In some schools, armed guards might be the most pragmatic approach, but I’ll contend that it would not be the best approach in all schools.  More importantly does it even address the problems?  Mr. LaPierre also made comments regarding violence in video games, movies, and so on as contributing causes for gun violence.  Others cite mental health as a contributing factor.  Personally, I’ll agree with many of the studies which point to correlations, but I’ll also contend that a video game or movie is not going to turn an otherwise healthy and involved in society individual into a mass murderer.  Likewise, mental illness is an umbrella term, and not everyone afflicted with a particular condition is going to commit murder or any other crime.

My guess, again without looking at any statistics, is that many gun violence acts occur with weapons that have been obtained on the secondary market.  If someone is deemed unstable or a danger to themselves or others, I don’t think they should be able to legally obtain a weapon at a gun show.  The standards there need to be the same as in licensed brick and mortar businesses.

Many acts of gun violence occur with weapons legally purchased by individuals with every right to own that item.  Sometimes, that weapon may become involved in a domestic dispute or may be taken by another member of the household and used for illegal purposes.  Arming everyone will not prevent those tragedies.  There I think a need is evident for education about gun safety and training in actually handling the weapon.  Most of us pass a written exam and have to drive and perform different maneuvers in a vehicle to receive our driver’s license.  Would that be unreasonable for gun ownership?  Many items such as pencils, electronic parts, and so on need instructions on the freaking package just to get access to the item.  Then you have an extended registration and logon session at a website to search and download a long pdf file with instructions to first assemble and later use the product.  This statement may be a bit sarcastic, but at least a few people probably have no idea how far that a bullet fired from their gun might travel and still possess deadly force.

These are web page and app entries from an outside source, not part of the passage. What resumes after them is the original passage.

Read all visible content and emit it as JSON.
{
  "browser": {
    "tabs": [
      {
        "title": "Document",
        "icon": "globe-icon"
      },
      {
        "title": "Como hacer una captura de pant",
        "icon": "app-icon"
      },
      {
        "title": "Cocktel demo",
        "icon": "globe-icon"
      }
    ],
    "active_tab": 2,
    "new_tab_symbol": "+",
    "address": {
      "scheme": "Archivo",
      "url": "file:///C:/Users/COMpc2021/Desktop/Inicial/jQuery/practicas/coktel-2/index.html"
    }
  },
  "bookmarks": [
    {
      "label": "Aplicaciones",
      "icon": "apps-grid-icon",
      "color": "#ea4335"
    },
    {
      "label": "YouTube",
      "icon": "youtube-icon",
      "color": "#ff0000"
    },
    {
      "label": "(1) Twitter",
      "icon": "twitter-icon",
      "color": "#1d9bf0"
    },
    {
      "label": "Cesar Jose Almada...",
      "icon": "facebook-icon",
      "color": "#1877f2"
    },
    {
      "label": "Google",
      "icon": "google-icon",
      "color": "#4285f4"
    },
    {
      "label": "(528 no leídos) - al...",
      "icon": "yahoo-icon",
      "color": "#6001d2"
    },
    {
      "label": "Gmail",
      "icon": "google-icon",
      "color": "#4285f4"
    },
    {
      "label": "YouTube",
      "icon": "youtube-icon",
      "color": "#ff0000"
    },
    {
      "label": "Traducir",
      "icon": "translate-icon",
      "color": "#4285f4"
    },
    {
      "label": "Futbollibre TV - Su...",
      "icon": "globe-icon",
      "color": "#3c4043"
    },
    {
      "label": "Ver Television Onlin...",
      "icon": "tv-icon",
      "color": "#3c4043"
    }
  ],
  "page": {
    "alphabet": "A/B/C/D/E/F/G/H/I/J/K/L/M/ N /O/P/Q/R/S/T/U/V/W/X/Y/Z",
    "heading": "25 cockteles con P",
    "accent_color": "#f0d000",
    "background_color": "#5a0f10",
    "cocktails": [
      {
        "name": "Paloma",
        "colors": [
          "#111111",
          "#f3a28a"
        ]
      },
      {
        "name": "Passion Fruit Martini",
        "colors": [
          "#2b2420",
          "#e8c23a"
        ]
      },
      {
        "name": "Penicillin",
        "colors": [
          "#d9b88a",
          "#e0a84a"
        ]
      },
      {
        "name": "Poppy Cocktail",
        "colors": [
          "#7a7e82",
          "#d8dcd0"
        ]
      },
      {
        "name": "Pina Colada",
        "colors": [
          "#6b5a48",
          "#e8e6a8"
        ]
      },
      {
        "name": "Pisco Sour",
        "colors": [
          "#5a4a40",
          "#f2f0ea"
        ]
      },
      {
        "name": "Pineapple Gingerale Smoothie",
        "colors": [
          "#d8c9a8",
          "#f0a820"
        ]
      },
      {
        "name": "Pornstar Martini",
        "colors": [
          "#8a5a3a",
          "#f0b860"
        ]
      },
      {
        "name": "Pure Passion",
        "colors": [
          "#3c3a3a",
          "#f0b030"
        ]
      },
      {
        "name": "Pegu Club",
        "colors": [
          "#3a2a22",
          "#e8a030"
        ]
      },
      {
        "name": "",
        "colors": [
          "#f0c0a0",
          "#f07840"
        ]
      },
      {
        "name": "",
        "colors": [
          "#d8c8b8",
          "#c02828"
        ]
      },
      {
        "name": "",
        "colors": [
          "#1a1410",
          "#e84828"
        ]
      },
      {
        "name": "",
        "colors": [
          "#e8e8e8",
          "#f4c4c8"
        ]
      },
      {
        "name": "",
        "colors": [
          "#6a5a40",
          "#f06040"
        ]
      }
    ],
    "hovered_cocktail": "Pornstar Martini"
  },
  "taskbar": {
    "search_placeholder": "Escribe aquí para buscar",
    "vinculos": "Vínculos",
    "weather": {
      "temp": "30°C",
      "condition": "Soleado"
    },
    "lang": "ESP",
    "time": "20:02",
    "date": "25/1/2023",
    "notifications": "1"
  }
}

I don’t think curbing gun violence is a point of contention among most people.  I hope and pray that nobody wants a repeat of the tragedy at Sandy Hook.  We need to turn off the extremists on either side of this argument because it is not and should not be political.  Mr. LaPierre, I have some close friends who are members of the NRA and several who are not, but member or not they do everything within their power to keep their guns secure.  They know every part of that weapon and follow every safety procedure.  When their kids are old enough to be responsible and have an interest in guns, they don’t hand their guns over and say have fun.  They spend a lot of time teaching and training, and if the child does something foolish, the adults take action.  Sadly, accidents do happen; they happen with anything.  I think this belief in arming every school is a knee jerk reaction and politicizing the tragedy.  Mr. Norquist, I believe you are also politicizing the tragedy to promote your own agenda.  Also, I would like to hear you explain how all of these guards will be funded since tax money is always evil.  Will it be by terminating the contract of a teacher for every guard hired?

Friends and readers, regardless of the side you are on concerning this gun debate, wouldn’t you focus on the best practices to promote responsible usage?  Instead we have these extremists on both sides and paid lobbyists acting like spoiled little kids pointing fingers at each other and saying bang.  Let’s not pay the price for them to amuse themselves by getting us to fight over the lesser issues when we are able to find agreement on the major ones.

The following link provided the impetus to this rant. 


My earlier piece on the 2nd Amendment


My earlier piece on the tragedy at Sandy Hook Elementary.